Submitted Wellness, psychology and driver's education teacher Kent Smith is retiring after 39 years working at Red Boiling Springs School in various roles, including principal, head coach, teacher and bus driver.

Submitted

Wellness, psychology and driver's education teacher Kent Smith is retiring after 39 years working at Red Boiling Springs School in various roles, including principal, head coach, teacher and bus driver.

Veteran educator Kent Smith's 39-year career has been a long and winding road, granting him opportunities in the classroom, athletics and even school administration.

Through it all, he never left Red Boiling Springs School behind, and plans to retire at the end of the year. His time at RBS extends back to his own high-school years, where he figured out his career path.

"When I got out of high school, I knew I wanted to be involved with students and athletics," Smith said. "Wellness and psychology was my focus area in college. I love seeing students getting (concepts) and moving on and watching them grow into good people in life."

Currently, Smith teaches wellness, psychology and driver's education, working with approximately 50 students each day.

"I had driver's ed when I was in high school too," Smith said. "It's an excellent experience for the students. There's a classroom portion with the driver's manual and some tests as well as experience out on the roads. Probably the biggest thing that hurts kids learning to drive is a lack of experience, and this is a way for them to get that."

One of his students, Jasmine Pruitte, said Smith is well-suited to working with new drivers and that her time in the class has been rewarding.

"He's very comforting," Pruitte said. "He's not one to pressure you and always puts the student first.

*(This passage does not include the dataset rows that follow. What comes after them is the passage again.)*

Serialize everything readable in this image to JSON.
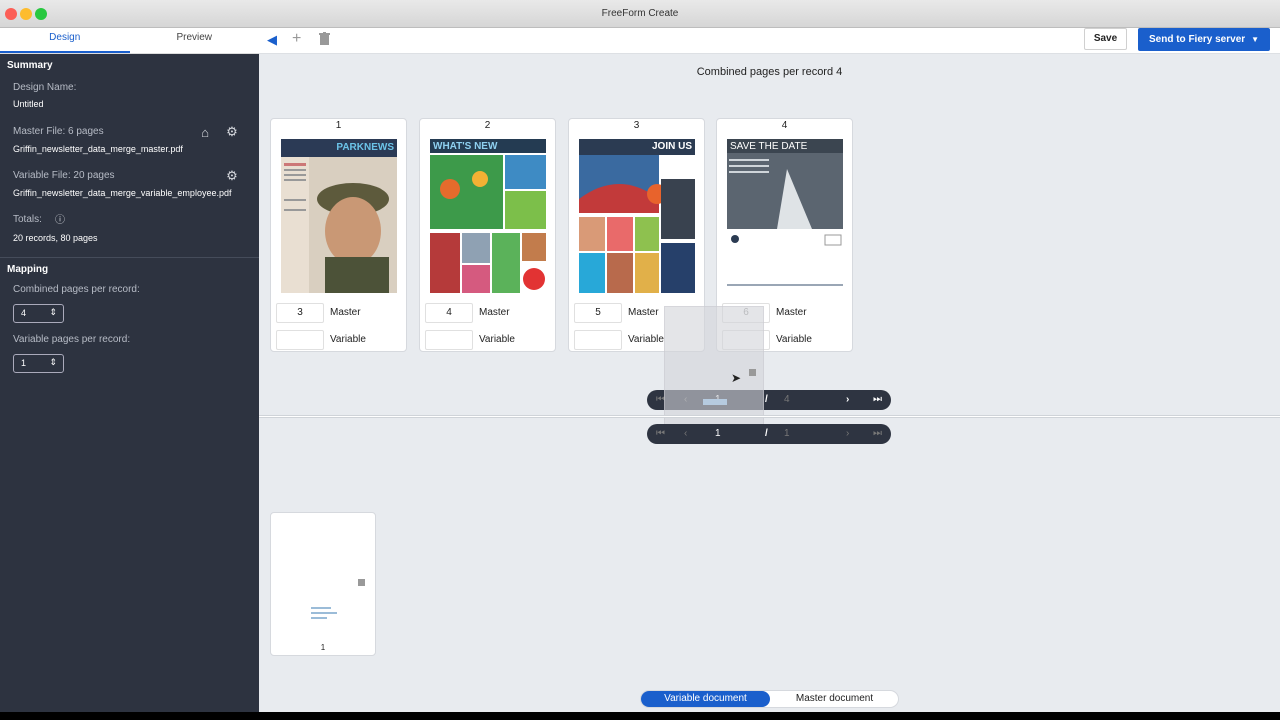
{
  "window": {
    "title": "FreeForm Create"
  },
  "sidebar": {
    "tabs": [
      {
        "label": "Design",
        "active": true
      },
      {
        "label": "Preview",
        "active": false
      }
    ],
    "summary": {
      "heading": "Summary",
      "design_name_label": "Design Name:",
      "design_name": "Untitled",
      "master_file_label": "Master File: 6 pages",
      "master_file": "Griffin_newsletter_data_merge_master.pdf",
      "variable_file_label": "Variable File: 20 pages",
      "variable_file": "Griffin_newsletter_data_merge_variable_employee.pdf",
      "totals_label": "Totals:",
      "totals": "20 records, 80 pages"
    },
    "mapping": {
      "heading": "Mapping",
      "combined_label": "Combined pages per record:",
      "combined_value": "4",
      "variable_label": "Variable pages per record:",
      "variable_value": "1"
    }
  },
  "toolbar": {
    "save_label": "Save",
    "send_label": "Send to Fiery server"
  },
  "main": {
    "combined_label": "Combined pages per record 4",
    "pages": [
      {
        "number": "1",
        "master_page": "3",
        "master_label": "Master",
        "variable_label": "Variable",
        "thumb_title": "PARKNEWS"
      },
      {
        "number": "2",
        "master_page": "4",
        "master_label": "Master",
        "variable_label": "Variable",
        "thumb_title": "WHAT'S NEW"
      },
      {
        "number": "3",
        "master_page": "5",
        "master_label": "Master",
        "variable_label": "Variable",
        "thumb_title": "JOIN US"
      },
      {
        "number": "4",
        "master_page": "6",
        "master_label": "Master",
        "variable_label": "Variable",
        "thumb_title": "SAVE THE DATE"
      }
    ],
    "top_pager": {
      "current": "1",
      "sep": "/",
      "total": "4"
    },
    "bottom_pager": {
      "current": "1",
      "sep": "/",
      "total": "1"
    },
    "variable_page": {
      "number": "1"
    },
    "toggle": {
      "variable": "Variable document",
      "master": "Master document"
    }
  }
}
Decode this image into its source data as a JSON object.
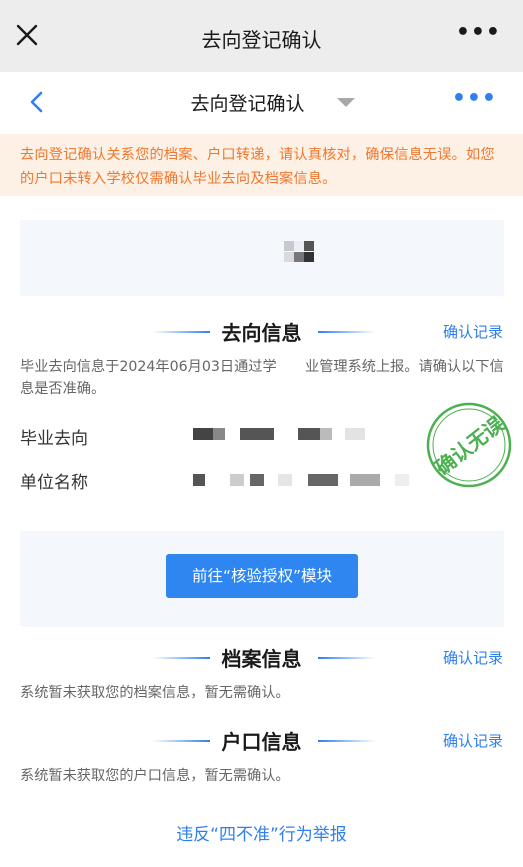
{
  "wechat": {
    "title": "去向登记确认",
    "more": "•••"
  },
  "app": {
    "title": "去向登记确认",
    "more": "•••"
  },
  "notice": {
    "text": "去向登记确认关系您的档案、户口转递，请认真核对，确保信息无误。如您的户口未转入学校仅需确认毕业去向及档案信息。"
  },
  "destination": {
    "title": "去向信息",
    "link": "确认记录",
    "desc": "毕业去向信息于2024年06月03日通过学　　业管理系统上报。请确认以下信息是否准确。",
    "fields": [
      {
        "label": "毕业去向"
      },
      {
        "label": "单位名称"
      }
    ],
    "stamp_text": "确认无误",
    "stamp_color": "#4caf50"
  },
  "auth": {
    "button_label": "前往“核验授权”模块"
  },
  "archive": {
    "title": "档案信息",
    "link": "确认记录",
    "desc": "系统暂未获取您的档案信息，暂无需确认。"
  },
  "hukou": {
    "title": "户口信息",
    "link": "确认记录",
    "desc": "系统暂未获取您的户口信息，暂无需确认。"
  },
  "footer": {
    "report_link": "违反“四不准”行为举报"
  },
  "colors": {
    "accent": "#2f7ff0",
    "notice_bg": "#fdf0e4",
    "notice_text": "#f0772f"
  }
}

I actually didn't drive until I started driver's ed, and I've definitely learned a lot."

Smith's focus on wellness and psychology also informed his time as a head coach for several school athletics programs, including football, basketball, baseball and golf. Throughout the 1980s, he led most of these at once.

"For a few years, I did all those jobs at the same time," Smith said. "We've got good folks over there. Basketball was pretty successful and so was golf during a few years while I was there. You've got to be physically in shape, but there's also a mental aspect. It's really about showing them they can do it."

Smith led the Bulldog basketball program from 1981-89, winning 81 games (third all-time), making regional tournament appearances from 1985-87 and becoming the first boys' coach to win a regional contest in 1988.

The golf team's existence itself was an accomplishment for Smith, who oversaw its formation while he was a principal from 1996-98.

"(Administration was) rewarding, because you have a hand in just about everything," Smith said, noting that he had also served as assistant principal. "But there comes a time when you know you're ready for retirement. I've spent close to 50 years here if you count when I went to school. Hopefully, I'll have some more time for golfing and fishing."

Smith is also keeping tabs on his health as he prepares for retirement, having undergone a bypass surgery last Thursday.

"I went to have a couple check-ups, and they told me I had some kind of block," Smith said. "Open-heart procedures are something they do all the time, so I'm confident they know how to prevent any risks."

Smith is well-regarded among students and faculty, and RBS principal Don Jones noted that students started asking about him as soon as he took off work for his surgery.

"(Having Smith here) has been great ... we'll miss him immensely," RBS Principal Don Jones said. "I've been working with him since I started in 1996. The kids love him. He relates to them, and they all like being in his class. These last couple days he's been out, I've had several students ask me how he's doing."

Traley Dillard, a student in Smith's wellness class, said he keeps the classroom environment fun and engaging.

"Although he teaches us a lot, he also likes to cut up and relates to us on a personal level," Dillard said. "One time, I'd been watching Netflix at lunch and thought I turned it off, but then you could hear a baby crying on the show out of my backpack. His reaction was so funny, and the whole class was laughing."

During his years spent at RBS, Smith has seen many changes, but his satisfaction with the school has never shifted.

"The building has grown a whole lot bigger, but the student body is fairly consistent," Smith said. "I remember there didn't used to be a football team. I actually played on the first one here in the mid 70s. RBS is an excellent school, with excellent faculty, staff and administration through all the years I've been here."